(Collected data)
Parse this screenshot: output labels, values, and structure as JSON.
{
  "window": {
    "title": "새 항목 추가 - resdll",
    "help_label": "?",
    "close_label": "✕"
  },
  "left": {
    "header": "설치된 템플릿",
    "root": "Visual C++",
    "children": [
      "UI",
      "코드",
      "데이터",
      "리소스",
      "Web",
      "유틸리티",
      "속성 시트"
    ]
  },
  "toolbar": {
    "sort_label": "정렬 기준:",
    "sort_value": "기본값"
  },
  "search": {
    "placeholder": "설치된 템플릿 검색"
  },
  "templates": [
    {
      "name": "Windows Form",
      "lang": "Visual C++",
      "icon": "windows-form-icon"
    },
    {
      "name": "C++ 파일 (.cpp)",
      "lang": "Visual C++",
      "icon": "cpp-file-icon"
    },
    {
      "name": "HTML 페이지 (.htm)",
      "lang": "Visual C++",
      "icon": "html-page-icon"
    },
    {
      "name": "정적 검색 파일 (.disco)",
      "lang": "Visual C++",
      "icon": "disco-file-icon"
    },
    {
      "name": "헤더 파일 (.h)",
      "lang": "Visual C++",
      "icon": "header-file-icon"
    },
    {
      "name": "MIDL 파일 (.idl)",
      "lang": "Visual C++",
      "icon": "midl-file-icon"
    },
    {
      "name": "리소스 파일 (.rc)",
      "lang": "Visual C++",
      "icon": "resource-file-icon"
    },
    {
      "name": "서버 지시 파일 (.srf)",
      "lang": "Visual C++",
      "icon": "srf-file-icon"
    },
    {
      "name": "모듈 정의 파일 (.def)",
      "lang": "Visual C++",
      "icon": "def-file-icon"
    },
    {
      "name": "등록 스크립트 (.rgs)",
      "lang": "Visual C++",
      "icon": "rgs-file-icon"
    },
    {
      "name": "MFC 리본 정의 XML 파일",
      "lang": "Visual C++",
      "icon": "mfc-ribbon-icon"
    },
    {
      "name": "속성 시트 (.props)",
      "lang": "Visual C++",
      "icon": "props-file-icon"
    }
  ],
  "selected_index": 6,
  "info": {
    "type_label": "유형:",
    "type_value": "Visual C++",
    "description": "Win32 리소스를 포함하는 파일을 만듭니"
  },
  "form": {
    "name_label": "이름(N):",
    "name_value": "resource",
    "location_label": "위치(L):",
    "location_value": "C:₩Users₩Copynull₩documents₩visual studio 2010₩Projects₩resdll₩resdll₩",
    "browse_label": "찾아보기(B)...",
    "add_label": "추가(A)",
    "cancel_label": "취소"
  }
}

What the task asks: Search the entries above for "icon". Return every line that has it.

Task response:
      "icon": "windows-form-icon"
      "icon": "cpp-file-icon"
      "icon": "html-page-icon"
      "icon": "disco-file-icon"
      "icon": "header-file-icon"
      "icon": "midl-file-icon"
      "icon": "resource-file-icon"
      "icon": "srf-file-icon"
      "icon": "def-file-icon"
      "icon": "rgs-file-icon"
      "icon": "mfc-ribbon-icon"
      "icon": "props-file-icon"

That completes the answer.